▸ **REQUIREMENT**:
Only lines with the string "verified" should be returned from the data below.

Entries taken from a collection
———

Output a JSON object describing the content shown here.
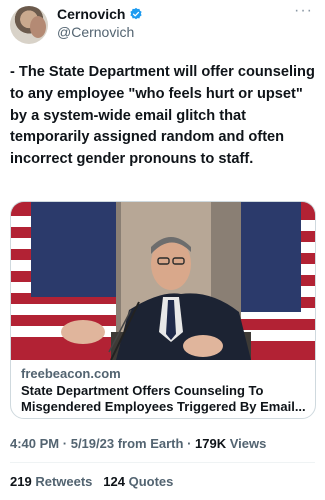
{
  "author": {
    "display_name": "Cernovich",
    "handle": "@Cernovich"
  },
  "tweet": {
    "text": "- The State Department will offer counseling to any employee \"who feels hurt or upset\" by a system-wide email glitch that temporarily assigned random and often incorrect gender pronouns to staff."
  },
  "card": {
    "domain": "freebeacon.com",
    "title": "State Department Offers Counseling To Misgendered Employees Triggered By Email..."
  },
  "meta": {
    "time": "4:40 PM",
    "date": "5/19/23",
    "source": "from Earth",
    "views_count": "179K",
    "views_label": "Views"
  },
  "stats": {
    "retweets_count": "219",
    "retweets_label": "Retweets",
    "quotes_count": "124",
    "quotes_label": "Quotes"
  },
  "colors": {
    "verified": "#1d9bf0",
    "secondary_text": "#536471",
    "border": "#cfd9de"
  },
  "icons": [
    "verified-badge-icon",
    "more-options-icon"
  ]
}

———

▸ **WRITTEN REPLY**:
    "verified": "#1d9bf0",
    "verified-badge-icon",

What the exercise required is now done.